§ Task material
———
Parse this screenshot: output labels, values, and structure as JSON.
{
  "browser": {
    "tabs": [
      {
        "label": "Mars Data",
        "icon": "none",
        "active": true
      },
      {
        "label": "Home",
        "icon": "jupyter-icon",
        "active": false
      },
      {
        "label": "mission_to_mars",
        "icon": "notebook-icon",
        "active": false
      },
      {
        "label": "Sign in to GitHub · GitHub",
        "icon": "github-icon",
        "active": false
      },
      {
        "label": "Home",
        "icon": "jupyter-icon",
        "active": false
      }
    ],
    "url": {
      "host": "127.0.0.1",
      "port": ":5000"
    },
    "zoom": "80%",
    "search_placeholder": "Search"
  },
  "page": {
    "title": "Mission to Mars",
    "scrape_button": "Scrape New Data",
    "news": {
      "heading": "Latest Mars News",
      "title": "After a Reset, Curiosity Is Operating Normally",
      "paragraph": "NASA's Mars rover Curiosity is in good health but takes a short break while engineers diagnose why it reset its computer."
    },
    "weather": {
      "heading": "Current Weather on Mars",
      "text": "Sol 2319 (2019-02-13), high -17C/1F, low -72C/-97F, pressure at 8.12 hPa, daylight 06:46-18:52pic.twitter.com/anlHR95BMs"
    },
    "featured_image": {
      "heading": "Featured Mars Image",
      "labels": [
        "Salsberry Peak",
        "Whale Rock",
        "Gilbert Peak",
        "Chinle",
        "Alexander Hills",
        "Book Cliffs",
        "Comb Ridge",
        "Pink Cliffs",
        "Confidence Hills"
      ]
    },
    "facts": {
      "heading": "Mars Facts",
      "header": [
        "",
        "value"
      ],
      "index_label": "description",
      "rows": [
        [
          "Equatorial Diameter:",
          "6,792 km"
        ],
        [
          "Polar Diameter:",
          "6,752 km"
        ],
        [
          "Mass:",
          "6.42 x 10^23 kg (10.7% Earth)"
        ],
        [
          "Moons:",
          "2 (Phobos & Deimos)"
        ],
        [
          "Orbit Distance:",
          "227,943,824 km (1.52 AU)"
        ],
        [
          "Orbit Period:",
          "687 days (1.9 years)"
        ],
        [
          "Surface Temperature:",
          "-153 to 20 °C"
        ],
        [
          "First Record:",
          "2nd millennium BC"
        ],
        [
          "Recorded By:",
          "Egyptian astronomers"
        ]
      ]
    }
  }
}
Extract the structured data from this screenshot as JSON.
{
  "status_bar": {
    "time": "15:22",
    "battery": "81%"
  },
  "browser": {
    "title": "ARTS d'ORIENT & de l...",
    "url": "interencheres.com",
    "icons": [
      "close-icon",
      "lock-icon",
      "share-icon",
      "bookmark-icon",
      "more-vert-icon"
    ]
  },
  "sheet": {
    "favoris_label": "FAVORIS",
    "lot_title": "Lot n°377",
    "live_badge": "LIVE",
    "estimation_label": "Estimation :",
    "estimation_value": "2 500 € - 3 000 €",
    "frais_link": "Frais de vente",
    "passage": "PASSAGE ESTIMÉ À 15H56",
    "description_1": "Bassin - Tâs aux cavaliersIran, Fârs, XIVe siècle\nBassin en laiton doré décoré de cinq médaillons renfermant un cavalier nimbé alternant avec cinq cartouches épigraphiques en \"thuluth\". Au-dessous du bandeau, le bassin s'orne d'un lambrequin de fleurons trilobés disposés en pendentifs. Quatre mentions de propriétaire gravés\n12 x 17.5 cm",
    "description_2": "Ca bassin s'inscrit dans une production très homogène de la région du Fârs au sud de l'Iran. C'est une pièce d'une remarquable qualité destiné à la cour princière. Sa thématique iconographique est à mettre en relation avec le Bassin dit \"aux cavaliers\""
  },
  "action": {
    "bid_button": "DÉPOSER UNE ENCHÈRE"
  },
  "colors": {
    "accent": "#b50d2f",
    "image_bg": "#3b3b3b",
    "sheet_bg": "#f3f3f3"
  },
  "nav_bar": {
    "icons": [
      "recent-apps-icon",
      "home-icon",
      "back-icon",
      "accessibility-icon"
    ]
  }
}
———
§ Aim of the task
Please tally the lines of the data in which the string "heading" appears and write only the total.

§ Answer for this exercise
4